Few companies have realized the full potential of digitization of manufacturing at a large scale, a survey by the McKinsey & Company management consultancy has found.
Its fourth annual Digital Manufacturing Global Expert study claims that while 92% of the respondents from firms around the world felt that their company was at the forefront of digitization or on a par with their rivals, many of these firms are still in “pilot purgatory”: a situation in which they have significant digitization activity underway, but are yet to see meaningful financial or operational benefits. There has been progress in China and India, it says, but regression in Japan.
McKinsey’s subsequent report, titled ‘Digital manufacturing – escaping pilot purgatory’, adds that “most manufacturers are struggling to take the digital-manufacturing successes they have experienced in limited pilots to a scale that would bring the full benefit of the technology.”

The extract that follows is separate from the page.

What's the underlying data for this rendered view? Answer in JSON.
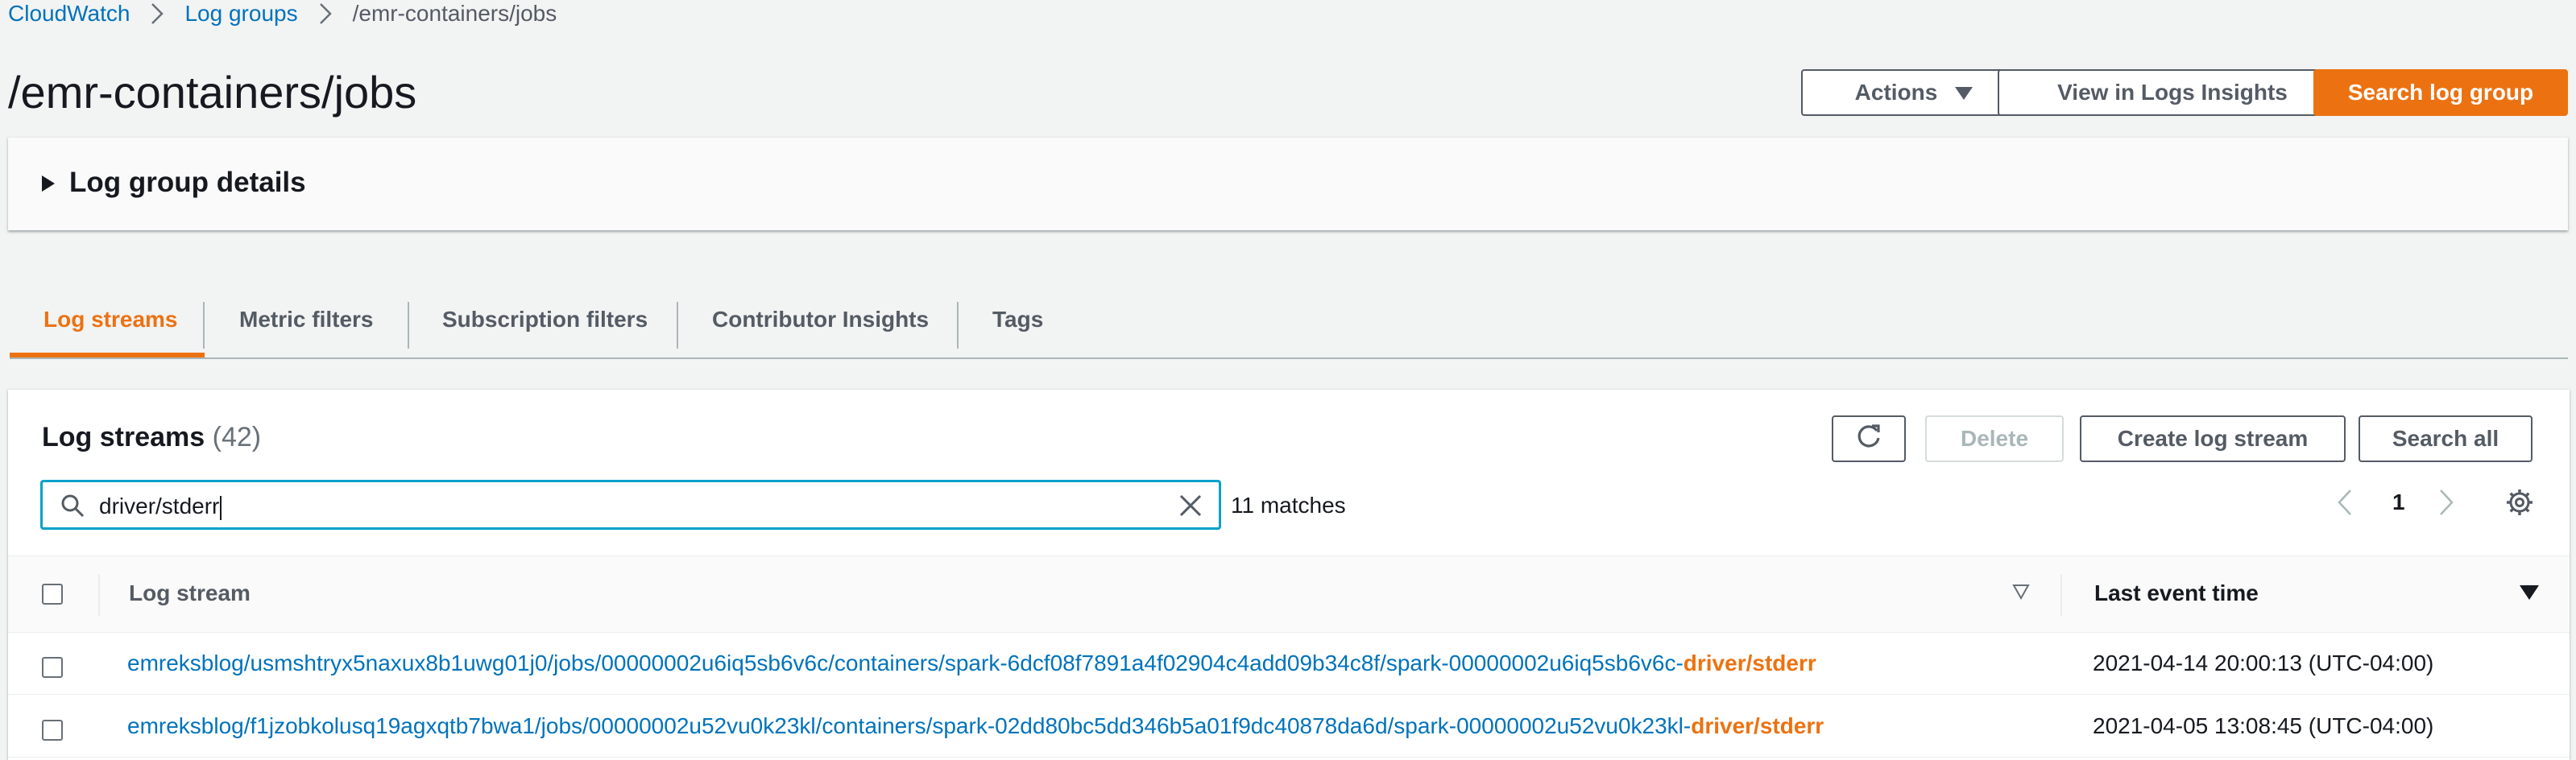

The report notes important activity in three key areas: connectivity, for information flow such as the application of AR in operating procedures and digital performance management; intelligence, applying advanced data analytics and AI to generate insights, such as in predictive maintenance and quality management; and flexible automation, using new robotic techniques and products such as autonomous guided vehicles and assembly ‘cobots’.
Getting out of purgatory
It goes on to identify six ‘success factors’ to achieve at-scale impact of digitization in the realms of process, infrastructure, and organization. For process, these are to approach an opportunity from the point of view of value, rather than ‘technology forward’; and to establish a clear vision of how digitization will create competitive advantage, with a phased road map and business case.
For infrastructure, companies need to form an early view of a scalable target technology stack that supports the road map; and then build and lead a focused ecosystem of partners to manage its build. Finally, on an organizational level, the transformation must be driven top-down and the implementation coordinated widely, not treated as an isolated IT project; and firms must build the necessary skills and culture to sustain it.
The report concludes that: “A holistic approach to digital manufacturing — one that considers the fundamentals of the organization and the business as much as it focuses on the technology-related factors — can help manufacturers get over the hurdles that stand between pilot success and company-wide rollout.”